Lushly photographed by Roger Deakins, Andrew Dominik has directed a fine psychological Western meditation on criminal fame and legend. It features career-best performances from Brad Pitt and Casey Affleck, as the outlaw Jesse James and his intended assassin Robert Ford. Long, yes, but well worth the time. Where Terence Malick's films are often maddeningly slow and sometimes without much purpose ("New World"), Dominik's film is always watchable and even compelling.
The director of "Eat Drink Man Woman" (1994), "Sense and Sensibility" (1995) and "The Ice Storm" (1997) has delivered a moving - even heartbreaking- tale of love that cannot be fulfilled. The performances are uniformly solid, with particularly worthy turns by Ledger and Gyllenhaal.
Brilliantly acted and deeply moving
Reviewed by x495 for Doubt at 2009-08-15 15:52:02
Doubt is this year's most well-acted drama. The plot revolves around a small Catholic school in the city where a seemingly friendly priest named Father Flynn is accused of molesting a young African-American boy. Sister Aloysius (Meryl Streep) is on his case immediately while Sister James, (Amy Adams) another nun sides with the priest. The verdict is decided by the audience. All three actors deliver what they're best at: top notch acting. Also with an engaging, fascinating plot Doubt deserved its Oscar nominees one hundred percent

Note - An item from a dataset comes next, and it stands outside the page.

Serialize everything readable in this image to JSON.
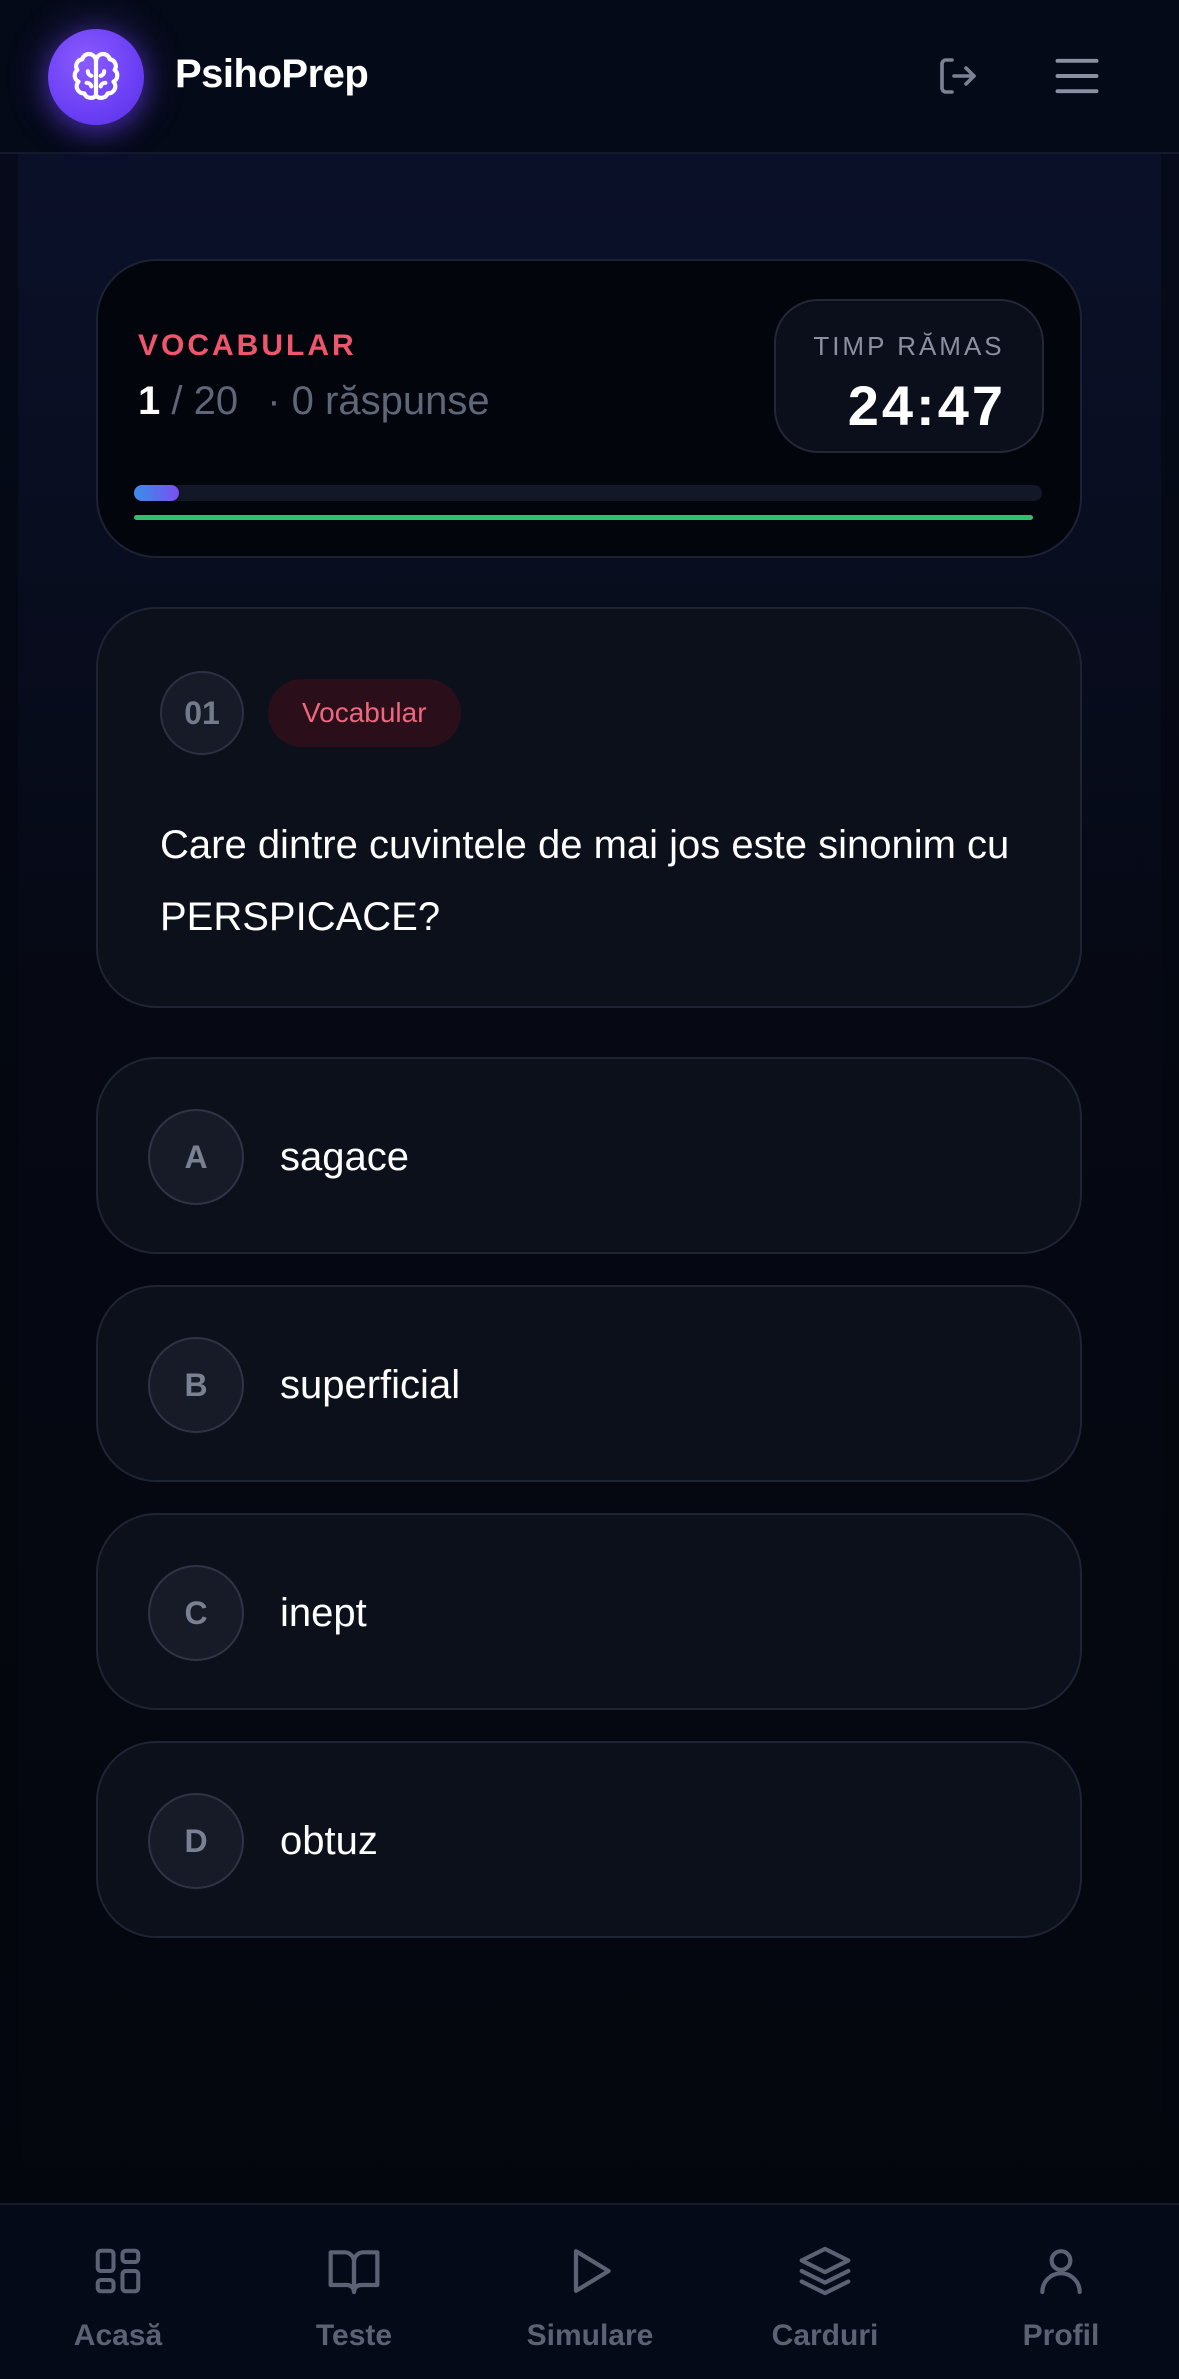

If you're looking for a typical western with lots of action and quick plot development, this movie will disappoint. Andrew Dominik's script and style is like Terrence Malick (The Thin Red Line, Days of Heaven, The New World), long, ponderous with lots of silences but stunning photography more than makes up for plodding plot. Veteran DP Roger Deakins mans the camera (first cinematographer in Oscar history to be nominated for two films in the same year). Based on an adaptation by the novel by Ron Hansen. Worth watching if you can stand the slow pace. Affleck
This was a movie I would have very much liked to love, but it is so very long and seems to lose its way in the middle. Rather than try to focus & sharpen the film, or try to keep audience's interest by interjecting some action or other distraction, it simply continues to pound away at the psychological drama - just doesn't pull it off. Good storyline, premise and acting, but overall it seems to be wasted potential.